A federal judge handed AT&T a sweeping victory on Tuesday and approved its $85 billion acquisition of Time Warner, a deal that promises to reshape the media industry.
Hadas Gold and Brian Stelter of CNNMoney.com had the news:
After a six-week trial, Judge Richard Leon ruled that the government had failed to prove that the deal violates antitrust law, and ripped apart its case in his opinion.
Using unusually strong language, he discouraged the Justice Department from asking him to put the ruling on hold while it considers an appeal. He said such a stay would be “manifestly unjust” because it would have the effect of killing the acquisition
AT&T celebrated the ruling and vowed to close the deal by June 20 — meaning that HBO, CNN, Warner Bros. and Time Warner’s other brands will change hands next week. The deal will unite Time Warner’s TV shows and movies with AT&T’s enormous distribution system, including cell phone and satellite networks.
“This was a defining case for antitrust enforcement in the US,” former Justice Department antitrust attorney Ketan Jhaveri said. “It does seem to be a complete and total victory for AT&T.”
Marguerite Reardon of CNET reported that the deal is likely to lead to more media mergers:
The merger, which combines one of the largest communications network providers with a major player in the entertainment market, is poised to shake up the media world. It may immediately trigger another deal between Comcast and Fox, which already has an agreement to sell its entertainment assets to Walt Disney. The deals come at a time when traditional media and internet service providers see online giants like Google and Facebook as the key competitive threat.
For AT&T, the ruling marks a huge win in its bid to transform itself into a media powerhouse. In 2015 it purchased satellite TV provider DirecTV for nearly $49 billion.
AT&T applauded the court’s decision. The company said it plans to close the merger, which was announced a year and a half ago, on or before June 20.
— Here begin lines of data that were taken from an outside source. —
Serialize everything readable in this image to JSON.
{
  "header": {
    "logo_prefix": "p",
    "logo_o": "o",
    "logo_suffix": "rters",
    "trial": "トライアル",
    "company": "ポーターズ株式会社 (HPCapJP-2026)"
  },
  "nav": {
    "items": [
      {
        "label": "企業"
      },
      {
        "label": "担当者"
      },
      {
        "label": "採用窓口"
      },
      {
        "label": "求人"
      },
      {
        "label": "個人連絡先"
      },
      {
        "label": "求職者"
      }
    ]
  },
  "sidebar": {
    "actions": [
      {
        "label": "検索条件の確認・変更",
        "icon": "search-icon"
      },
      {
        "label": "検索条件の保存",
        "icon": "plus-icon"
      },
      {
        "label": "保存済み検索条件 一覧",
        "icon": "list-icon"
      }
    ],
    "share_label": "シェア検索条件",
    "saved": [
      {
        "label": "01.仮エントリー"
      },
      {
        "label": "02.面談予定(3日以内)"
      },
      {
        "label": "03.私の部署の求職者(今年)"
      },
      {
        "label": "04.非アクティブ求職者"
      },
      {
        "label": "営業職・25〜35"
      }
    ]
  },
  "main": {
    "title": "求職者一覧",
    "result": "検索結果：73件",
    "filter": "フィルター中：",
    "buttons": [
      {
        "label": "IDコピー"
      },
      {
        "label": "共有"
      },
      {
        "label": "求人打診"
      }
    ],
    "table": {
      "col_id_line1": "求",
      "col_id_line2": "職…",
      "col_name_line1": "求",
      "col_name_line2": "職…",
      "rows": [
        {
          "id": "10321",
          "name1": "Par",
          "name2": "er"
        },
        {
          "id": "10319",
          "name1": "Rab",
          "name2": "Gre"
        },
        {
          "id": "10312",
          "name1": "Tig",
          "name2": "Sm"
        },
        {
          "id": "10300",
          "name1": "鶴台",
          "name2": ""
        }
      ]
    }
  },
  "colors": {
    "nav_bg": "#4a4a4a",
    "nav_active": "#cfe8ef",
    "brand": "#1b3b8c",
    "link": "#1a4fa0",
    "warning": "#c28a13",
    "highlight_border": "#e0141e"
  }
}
“We are pleased that, after conducting a full and fair trial on the merits, the Court has categorically rejected the government’s lawsuit to block our merger with Time Warner,” David McAtee, AT&T’s general counsel, said in a statement.
Ted Johnson of Variety reported that Time Warner believes the Justice Department lawsuit was politically motivated:
Gary Ginsberg, Time Warner’s executive vice president, said in a statement that U.S. District Judge Richard Leon’s “resounding rejection of the government’s arguments is confirmation that this was a case that was baseless, political in its motivation and should never have been brought in the first place.”
Executives at both companies broach the idea that the merger was singled out for antitrust enforcement because of President Donald Trump’s animosity toward Time Warner unit CNN.
Before the trial started, AT&T CEO Randall Stephenson called Trump’s opposition to the merger and attacks on CNN the “elephant in the room” and that the lawsuit raised First Amendment issues. Trump opposed the transaction during the 2016 presidential campaign, and supported the DOJ’s lawsuit.